Ahead of next year's elections, Turkemenistan has altered its laws on presidential terms. The most significant change will allow the country's leader to serve indefinitely.
The bill lengthens the term of president from five years to seven and eliminates the 70-year age limit for candidates.
It was approved by the country's Council of Elders, unanimously passed by the parliament and quickly signed into law by President Gurbanguly Berdymukhamedov.
Presidential elections are scheduled for next year. After signing the document, Berdymukhamedov promised "alternatives" in presidential elections scheduled for next year that he is nonetheless expected to win by a landslide.

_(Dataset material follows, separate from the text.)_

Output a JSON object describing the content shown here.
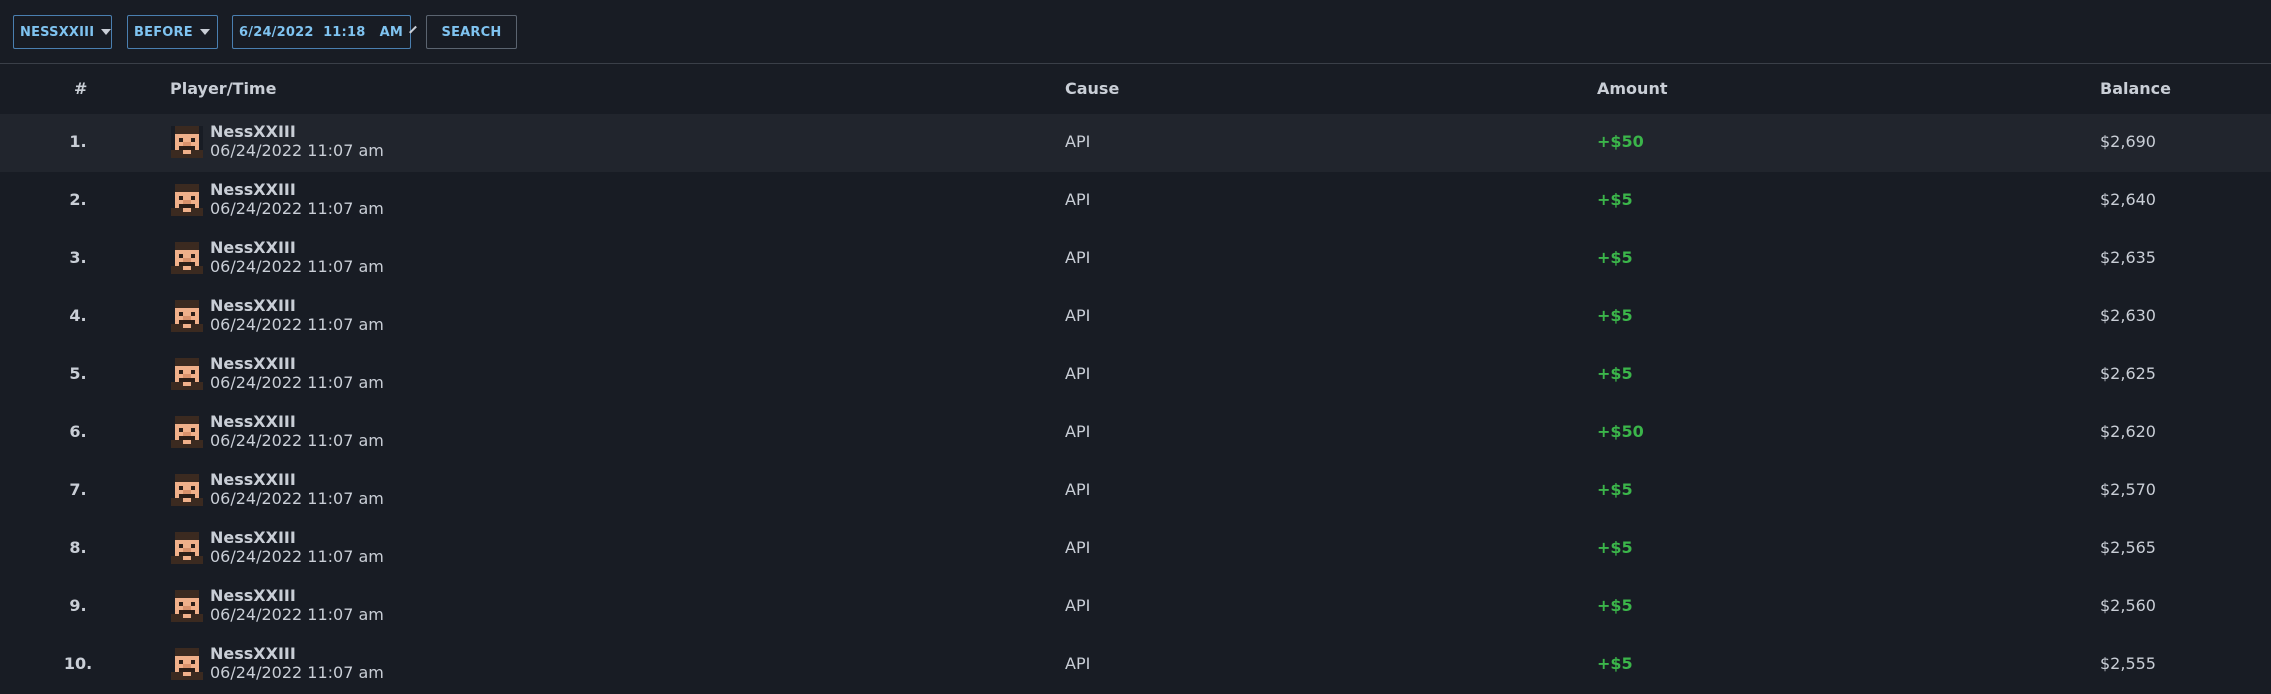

"Three political parties will participate in them, the Democratic party, Agrarian party and the Party of Industrialists and Entrepreneurs," said Berdymukhamedov at the special session attended by all three branches of the government.
Berdymukhamedov succeeded President Saparmurat Niyazov who served as Turkmenistan's president for 21 years until he died in office in 2006, at the age fo 66.
An isolated desert nation
The president added that the election would "demonstrate the political activity, and the maturity of our people, their will to determine the country's future."
The isolated desert nation in central Asia has never held elections that were deemed free and fair by international observers. It is widely considered to be one of the world's most tightly controlled countries.
Its primary source of revenue is exports of natural gas.
The 59-year-old Berdymukhamedov - a dentist by trade - rose through the ranks of the government's health ministry. He succeeded his eccentric predecessor Saparmurat Niyazov in 2006 after Niyazov reportedly died of heart failure.
Both men are honored with golden statues in the capital, Ashgabat, a city famed for its vast array of white marble clad buildings.
Turkmenistan ranks 129th in the world in terms of life expectancy, at just 66. For men it is only 62.
bik/kms (AFP, Reuters)